WIPO: Disregard TLD in Trademark Dispute

There is a Dutch website which regularly publishes comments on rulings of the World Intellectual Property Organization (WIPO) Arbitration, Dutch court cases, and similar things. They have a newsletter which reports over the latest cases. It is really meant for people who are into the legal aspects of domain names. In the July "nieuwsbrief" newsletter, there was a remark (in Dutch) about a case that the top level ".nl" suffix to the name should not be considered relevant. more

USA: Court Leaves FCC With Discretion to Regulate Special Access Circuits

On Friday, the decision to deregulate "special access" circuits was upheld. The case had been brought by the Ad Hoc Committee, a long standing body of large business users, one of the main categories of buyers of high capacity leased lines to interconnect business premises. more

Privacy Commissioner Finds Facebook Violating Canadian Privacy Law

The Office of the Privacy Commissioner of Canada has released its long-awaited finding in the complaint against Facebook on a variety of privacy grounds. The complaint was launched by CIPPIC in May 2008 (note that I am an advisor to CIPPIC but had no involvement in this complaint). The case marks an important step in assessing how Canadian privacy law addresses social media with the Commissioner identifying some significant concerns.
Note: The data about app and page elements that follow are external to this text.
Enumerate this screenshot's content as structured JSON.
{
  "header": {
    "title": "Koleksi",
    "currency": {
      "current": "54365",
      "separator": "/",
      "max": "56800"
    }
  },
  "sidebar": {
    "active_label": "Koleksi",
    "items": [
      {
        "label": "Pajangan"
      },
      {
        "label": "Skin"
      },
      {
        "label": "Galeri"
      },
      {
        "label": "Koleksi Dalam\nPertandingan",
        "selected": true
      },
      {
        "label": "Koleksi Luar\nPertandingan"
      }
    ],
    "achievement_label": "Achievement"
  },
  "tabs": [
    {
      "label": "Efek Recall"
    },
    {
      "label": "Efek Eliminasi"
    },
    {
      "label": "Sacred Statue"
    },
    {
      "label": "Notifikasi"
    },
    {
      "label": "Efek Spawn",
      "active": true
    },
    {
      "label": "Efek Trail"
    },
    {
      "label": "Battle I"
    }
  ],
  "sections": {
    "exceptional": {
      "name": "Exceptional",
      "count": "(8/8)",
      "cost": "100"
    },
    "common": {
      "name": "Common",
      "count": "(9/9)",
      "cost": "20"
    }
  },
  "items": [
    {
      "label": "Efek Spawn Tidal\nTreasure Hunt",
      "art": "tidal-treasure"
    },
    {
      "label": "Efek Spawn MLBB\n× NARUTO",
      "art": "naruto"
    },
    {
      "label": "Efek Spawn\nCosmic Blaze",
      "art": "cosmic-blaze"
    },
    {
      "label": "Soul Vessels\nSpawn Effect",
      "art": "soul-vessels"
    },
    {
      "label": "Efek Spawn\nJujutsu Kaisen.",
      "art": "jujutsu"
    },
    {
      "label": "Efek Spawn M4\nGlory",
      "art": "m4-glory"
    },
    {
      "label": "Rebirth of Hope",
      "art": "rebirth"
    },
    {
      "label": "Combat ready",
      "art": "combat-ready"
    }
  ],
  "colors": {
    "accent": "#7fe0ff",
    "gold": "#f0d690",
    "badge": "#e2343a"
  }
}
Moreover, as the case potentially heads to court, it will be closely watched to see whether the findings can be enforced against a global social media power like Facebook. more

Mahmoud Ahmadinejad and the Globally Protected Marks List (GPML)

At first blush, Mahmoud Ahmadinejad and the Globally Protected Marks List (GPML) do not seem to have anything in common. The first is a politician of debated repute that is seeking to quell disputes over the legitimacy of his election. The second is a recommendation that seeks to protect trademark owners and consumers from an explosion of infringement and source confusion that could be wrought by the introduction of new Top-Level Domains (TLDs). However, upon a closer analysis, they do share one common flaw: both have arguably failed to appropriately prioritize the right to free speech... more